To see some friends at Harlem, and Morgau is my name;
At a dairy farm, near Dunstable, I live when I'm at home,
And if I get safe back again, from there I'll never roam-
But if you'll give attention. I'll tell you without delay,
How a buxom little damsel my affections led astray,
And promised for to marry me upon the first of May,
And left me with a bunch of water-cresses.
'Twas on the first of April when I arrived in town.
And being quite a stranger. I wandered up And down.
Until I lost myself entirely, I cannot tell you where,
But 'twas in a very quiet street, the corner of a square;
A neatly dressed young woman came walking down the way,
As long as I remember, I shall ne'er forget the day.
For she promised then to marry me upou the first of May,
And she left me with a bunch of water-cresses.
Politely I addressed her, and thus to her did say:
"I wish to go to Harlem, can you direct the way?"
"Oh. yes, sir! oh, yes, sir!" she speedily replied,
"Take the turning on the left, then go down the other side;"
Her voice it was the sweetest I ever yet did hear,
In her hands-which like the lily-were so very white and clear.
She'd a bunch of early onions, a pint of lager beer,
Some pickles, and a bunch of water-cresses.
I bow'd and I thanked her. and walk'd by her side,
And thought how well she'd look as a dairy fanner's bride;
I gathered resolution, half in earnest, half in joke,
I hinted matrimony, these very words I spoke:
"I've a farm of forty acres. I've horses, cows and geese,
Besides I have a dairy filled with butter, milk And cheese;
Will you marry me, and mistress be, fair lady, of all these?

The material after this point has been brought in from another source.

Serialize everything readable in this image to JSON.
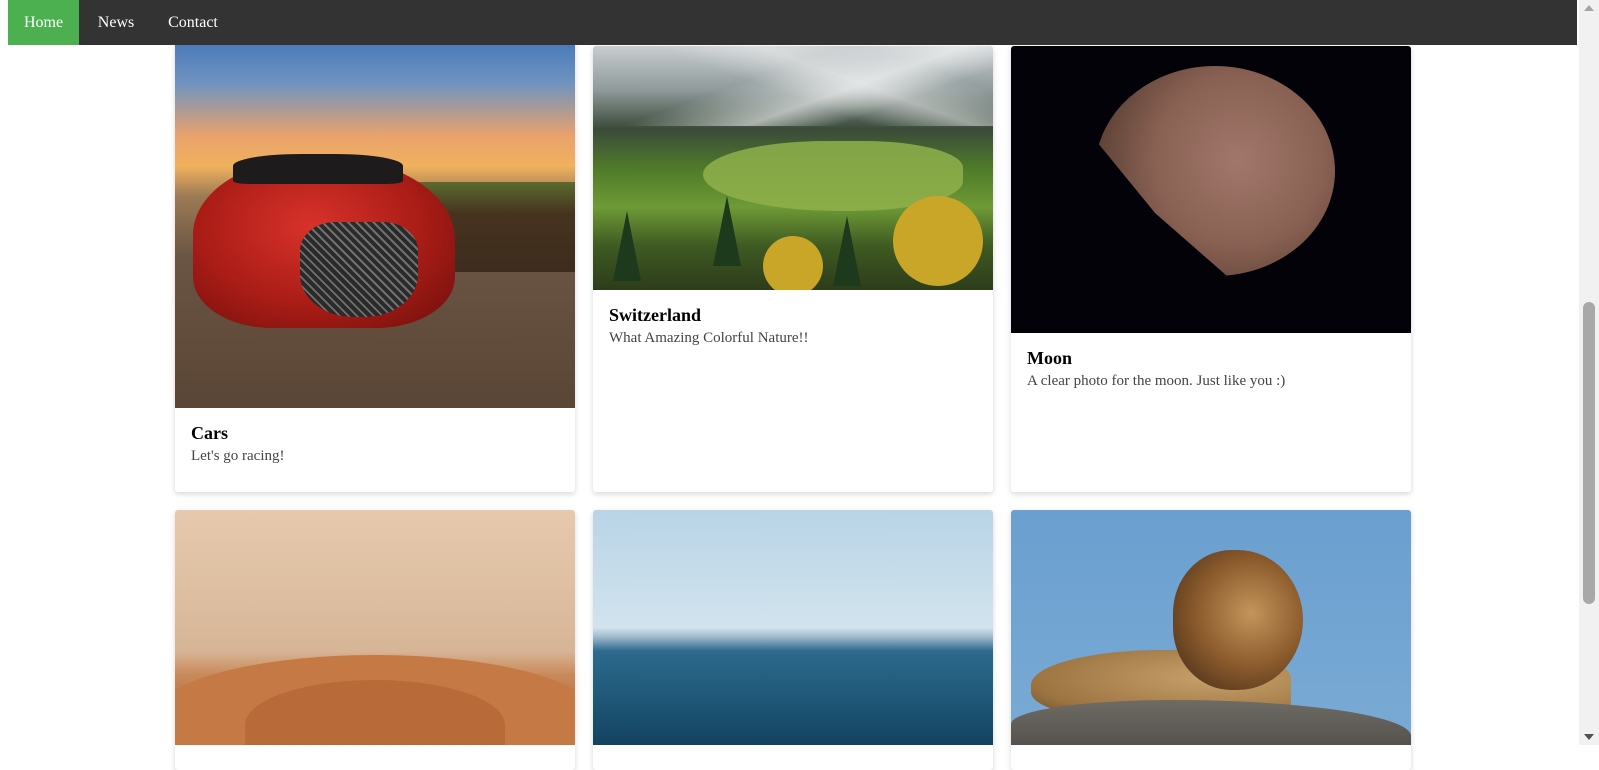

And we'll pass our days on love and water-cresses."
She replied with a smile (or a leer, if you choose),
"You are so very geuerous I cannot well refuse,

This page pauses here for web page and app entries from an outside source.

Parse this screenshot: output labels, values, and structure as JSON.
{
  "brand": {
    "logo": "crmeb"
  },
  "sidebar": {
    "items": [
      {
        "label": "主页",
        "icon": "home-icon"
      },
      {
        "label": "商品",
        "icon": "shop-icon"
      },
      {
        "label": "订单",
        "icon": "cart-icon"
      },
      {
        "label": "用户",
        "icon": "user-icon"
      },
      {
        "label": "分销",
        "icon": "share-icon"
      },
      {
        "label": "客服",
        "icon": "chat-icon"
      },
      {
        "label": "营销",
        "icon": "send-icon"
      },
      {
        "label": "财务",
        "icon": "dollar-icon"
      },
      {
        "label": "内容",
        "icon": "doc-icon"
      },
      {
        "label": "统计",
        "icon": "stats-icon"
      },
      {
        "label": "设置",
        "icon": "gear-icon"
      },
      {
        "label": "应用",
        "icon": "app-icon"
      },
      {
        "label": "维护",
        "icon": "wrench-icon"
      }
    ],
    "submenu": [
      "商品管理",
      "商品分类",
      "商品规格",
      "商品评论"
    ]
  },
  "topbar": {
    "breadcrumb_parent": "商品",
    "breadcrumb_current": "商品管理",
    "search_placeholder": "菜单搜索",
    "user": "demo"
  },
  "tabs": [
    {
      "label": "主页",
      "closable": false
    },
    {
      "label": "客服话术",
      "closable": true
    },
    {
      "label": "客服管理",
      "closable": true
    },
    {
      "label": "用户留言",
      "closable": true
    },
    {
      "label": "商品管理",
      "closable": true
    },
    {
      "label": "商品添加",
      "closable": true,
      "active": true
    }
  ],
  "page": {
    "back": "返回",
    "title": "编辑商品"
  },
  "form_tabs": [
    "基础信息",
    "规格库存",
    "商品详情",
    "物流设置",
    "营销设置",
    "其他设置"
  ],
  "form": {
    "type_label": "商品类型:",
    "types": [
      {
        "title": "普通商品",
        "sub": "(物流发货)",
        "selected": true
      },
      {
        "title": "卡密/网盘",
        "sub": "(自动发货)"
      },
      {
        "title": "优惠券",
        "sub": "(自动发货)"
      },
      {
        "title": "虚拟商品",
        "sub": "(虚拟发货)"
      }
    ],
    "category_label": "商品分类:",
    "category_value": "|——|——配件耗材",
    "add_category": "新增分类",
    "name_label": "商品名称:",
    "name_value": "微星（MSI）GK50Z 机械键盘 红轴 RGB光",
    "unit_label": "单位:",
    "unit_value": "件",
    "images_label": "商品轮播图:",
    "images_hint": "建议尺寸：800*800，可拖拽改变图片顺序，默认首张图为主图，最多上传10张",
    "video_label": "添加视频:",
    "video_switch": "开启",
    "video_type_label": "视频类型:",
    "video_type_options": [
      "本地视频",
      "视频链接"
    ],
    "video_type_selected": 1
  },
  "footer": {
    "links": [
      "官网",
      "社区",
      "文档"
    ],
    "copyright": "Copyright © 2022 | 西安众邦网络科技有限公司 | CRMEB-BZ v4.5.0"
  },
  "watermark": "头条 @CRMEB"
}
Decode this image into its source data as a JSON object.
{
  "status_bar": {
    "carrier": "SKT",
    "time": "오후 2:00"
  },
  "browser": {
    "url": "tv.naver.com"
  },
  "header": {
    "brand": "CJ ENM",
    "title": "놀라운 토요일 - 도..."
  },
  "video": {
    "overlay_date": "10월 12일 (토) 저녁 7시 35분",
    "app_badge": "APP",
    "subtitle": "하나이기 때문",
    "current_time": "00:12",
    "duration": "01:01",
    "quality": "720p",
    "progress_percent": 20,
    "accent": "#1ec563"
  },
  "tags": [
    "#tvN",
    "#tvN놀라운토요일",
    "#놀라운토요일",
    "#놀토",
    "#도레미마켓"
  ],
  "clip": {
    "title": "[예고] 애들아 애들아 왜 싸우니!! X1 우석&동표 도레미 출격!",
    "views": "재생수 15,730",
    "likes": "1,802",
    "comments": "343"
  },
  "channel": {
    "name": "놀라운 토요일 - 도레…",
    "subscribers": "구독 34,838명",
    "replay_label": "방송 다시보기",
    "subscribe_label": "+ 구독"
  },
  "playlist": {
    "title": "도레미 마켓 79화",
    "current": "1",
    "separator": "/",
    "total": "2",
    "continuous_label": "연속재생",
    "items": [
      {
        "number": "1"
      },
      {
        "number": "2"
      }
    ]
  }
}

So give me your direction, and I will without delay
Prepare for matrimony, to love, honor, and obey;
I've a wedding dress to buy, and some little bills to pay-
I handed her my pocket-book, expenses to defray,
And she promised for to marry me upon the first of May,
When she left me with a bunch of water-cresses.
Next day a letter I received, and read there with surprise"Dear sir, for disappointing you I must apologize;
But when you next ask a stranger into partnership for life,
Be sure she is a maiden, or a widow, not a wife;
I've a husband of my own, and his name is Willie Orey,
And when I can afford it the money I'll repay;
To think that I should marry you upon the first of May,
Why, you must have been as green as water-cresses.